Merrow could not have been more wrong about Moskowitz when he was pining for her to be the “Nixon of Public Education.” He should have understood that her “no excuses” philosophy depends entirely on standardized tests for validation. The tests provide the only frame of reference for “no excuses” reformers who would rather oversimplify the act of teaching in pursuit of a single-minded goal than actually address the enormously complex political, social, and cultural challenges of teaching. If they acknowledged this complexity they’d have to admit that the system they oppose isn’t as corrupt as they want to believe it is—they’d have to concede that just maybe there are good people working in our schools who want what’s best for kids too but realize that it’s not as easy to accomplish that as they’d like it to be. And so they struggle. That’s not an excuse, it’s an explanation.
Expect more of this, America. As long as we keep trying to make heroes out of people who repackage intimidation and arrogance as innovation we’ll continue to read stories like these. Reformers like Eva Moskowitz fancy themselves as truth-telling crusaders for kids, in much the same way Michelle Rhee used to. They see themselves standing up to entrenched bureaucracies and ineffectual parents and teachers who want to coddle kids instead of helping them (forcing them?) to meet their potential. They may have a point, but having a point doesn’t justify creating a culture that, as one former Success Academy teacher put it, sends the message that “If you’ve made them cry you’ve succeeded in getting your point across.”

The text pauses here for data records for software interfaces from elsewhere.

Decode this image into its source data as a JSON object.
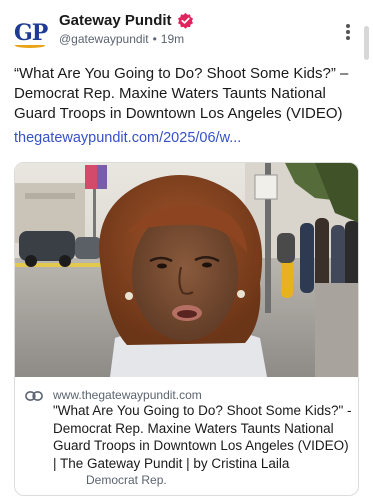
{
  "account": {
    "display_name": "Gateway Pundit",
    "handle": "@gatewaypundit",
    "separator": "•",
    "time_ago": "19m",
    "avatar_text": "GP",
    "verified_color": "#e0245e"
  },
  "post": {
    "text": "“What Are You Going to Do? Shoot Some Kids?” – Democrat Rep. Maxine Waters Taunts National Guard Troops in Downtown Los Angeles (VIDEO)",
    "link": "thegatewaypundit.com/2025/06/w..."
  },
  "card": {
    "image_icon": "video-still-photo",
    "domain": "www.thegatewaypundit.com",
    "title": "\"What Are You Going to Do? Shoot Some Kids?\" - Democrat Rep. Maxine Waters Taunts National Guard Troops in Downtown Los Angeles (VIDEO) | The Gateway Pundit | by Cristina Laila",
    "tag": "Democrat Rep."
  },
  "icons": {
    "more": "more-vertical-icon",
    "link": "link-icon",
    "verified": "verified-badge-icon"
  },
  "colors": {
    "link": "#3651c8",
    "brand_blue": "#1f3a93",
    "brand_gold": "#e8a317"
  }
}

Actually, now that I think of it, maybe Merrow was right. Threats, intimidation, arrogance—maybe Moskowitz is the new Nixon after all.